However, if the film had carried on just in that fashion, it would have become too preachy. But the courtroom battle only appears for brief periods and the rest of the film focuses on developing the lead character to the last detail. We learn one thing after another about him. We understand where he is coming from and what his issues are. He was married once but was too “boring” for his wife. He is a published poet in Marathi. He has lived most of his life in small towns and not too comfortable around other people, especially with the gross media attention due to the scandal. He likes Lata Mangeshkar songs and a some drinks in the evening. He does not get along with his siblings but is fine with their children. Most of these details are disclosed through his conversations with the journalist and both the actors display an excellent chemistry throughout, developing a mentor-mentee relationship where the older man teaches a thing or two about life, love and poetry.
In a way, this film also questions the overall social attitude and overwhelming conformism in our society. Siras gets thrown out of a rented accommodation just for being a bachelor. Deepu has a much easier life but even he has to go through the whimsies of atrocious landlords in his Delhi PG. Anyone who has left his home and moved to another city either for studies or for work would identify with these situations. At the same time, the film does not also miss out on Siras’s own contradictions. He is a staunch vegetarian from a Brahmin family who does not let Deepu touch his food. This is where the film elevates itself from just about being about one victim and transforms itself into a social commentary and explore the vice like trip of traditions and religion, even on people who are considered heretics by the same rules.
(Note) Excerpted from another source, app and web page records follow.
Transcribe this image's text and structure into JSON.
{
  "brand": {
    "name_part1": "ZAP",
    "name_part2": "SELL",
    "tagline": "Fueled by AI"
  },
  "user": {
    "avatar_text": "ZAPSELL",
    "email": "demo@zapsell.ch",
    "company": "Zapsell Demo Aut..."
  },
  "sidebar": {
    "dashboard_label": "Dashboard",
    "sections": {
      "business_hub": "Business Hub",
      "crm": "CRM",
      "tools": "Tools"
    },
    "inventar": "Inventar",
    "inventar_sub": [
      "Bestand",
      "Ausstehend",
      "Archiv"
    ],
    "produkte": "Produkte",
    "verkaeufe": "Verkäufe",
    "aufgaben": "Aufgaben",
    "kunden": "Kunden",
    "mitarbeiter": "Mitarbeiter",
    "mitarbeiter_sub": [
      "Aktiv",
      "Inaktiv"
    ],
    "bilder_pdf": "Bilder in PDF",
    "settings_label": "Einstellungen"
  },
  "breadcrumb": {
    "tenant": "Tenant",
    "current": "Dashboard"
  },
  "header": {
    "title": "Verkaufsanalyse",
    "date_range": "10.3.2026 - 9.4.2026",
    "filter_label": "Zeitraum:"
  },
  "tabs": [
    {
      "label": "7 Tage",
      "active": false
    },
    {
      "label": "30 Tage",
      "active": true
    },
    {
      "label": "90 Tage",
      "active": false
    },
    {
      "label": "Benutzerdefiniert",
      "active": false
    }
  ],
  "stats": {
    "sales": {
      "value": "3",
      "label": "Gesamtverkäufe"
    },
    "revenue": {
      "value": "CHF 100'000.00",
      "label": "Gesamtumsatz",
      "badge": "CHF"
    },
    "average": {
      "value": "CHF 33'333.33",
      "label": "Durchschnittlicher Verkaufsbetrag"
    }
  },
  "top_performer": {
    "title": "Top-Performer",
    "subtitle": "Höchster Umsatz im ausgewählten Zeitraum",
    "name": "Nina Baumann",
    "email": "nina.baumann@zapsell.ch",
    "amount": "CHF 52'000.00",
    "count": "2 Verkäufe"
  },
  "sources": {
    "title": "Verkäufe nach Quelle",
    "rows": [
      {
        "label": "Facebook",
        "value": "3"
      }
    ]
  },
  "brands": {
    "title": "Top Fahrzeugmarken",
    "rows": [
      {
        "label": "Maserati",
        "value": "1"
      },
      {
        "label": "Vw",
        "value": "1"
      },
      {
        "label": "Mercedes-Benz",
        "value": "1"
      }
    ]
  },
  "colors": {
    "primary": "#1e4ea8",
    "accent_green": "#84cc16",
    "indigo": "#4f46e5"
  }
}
Director Hansal Mehta is going through a very productive phase right now. It is his third film in three years after a long period of lull. It is great to see that he is managing to get funds for making such films which was probably not available earlier, thus explaining long gaps in his filmography prior to Shahid. It would also be unfair if I do not mention some of the technical aspects of the film. Satya Rai Nagpaul’s cinematography attracts attention because of its longish takes. Especially the opening sequence lasts several minutes and sets up the proceedings very clearly. There are long moments of silence and nothingness, forcing the viewers to experience the solitude of the character. Apurva Asrani, who is the editor as well as the writer of the film, mostly keeps the proceedings austere and minimalistic. This is why a brief period of Deepu’s sexual encounter with his female boss juxtaposed with Siras’s own moments on the bed with his partner seems a bit awkward and makes one look away from the screen for a while. Nevertheless, it is only a brief interlude in an otherwise completely focused film that avoids the temptation of sensationalizing the subject matter, just like this year’s Oscar favorite Spotlight.
Finally, this film is all about Manoj Bajpai. If is not that Rao is not great in his role but Bajpai’s is the author backed role and he once again tells Bollywood what he can do and how the industry has mostly failed to come up with projects worthy of his abilities. It is not merely about his expressions but also the body language that he summons to play this role in a manner we rarely get to see. Aforementioned long sequences are focused mostly on Bajpai’s face who does not let the audience see anyone else other than that 64 year old professor he is playing. I do not know when the section 377 will go away but I am sure Manoj Bajpai’s Professor Siras will remain etched in the memory of everyone who has seen the film.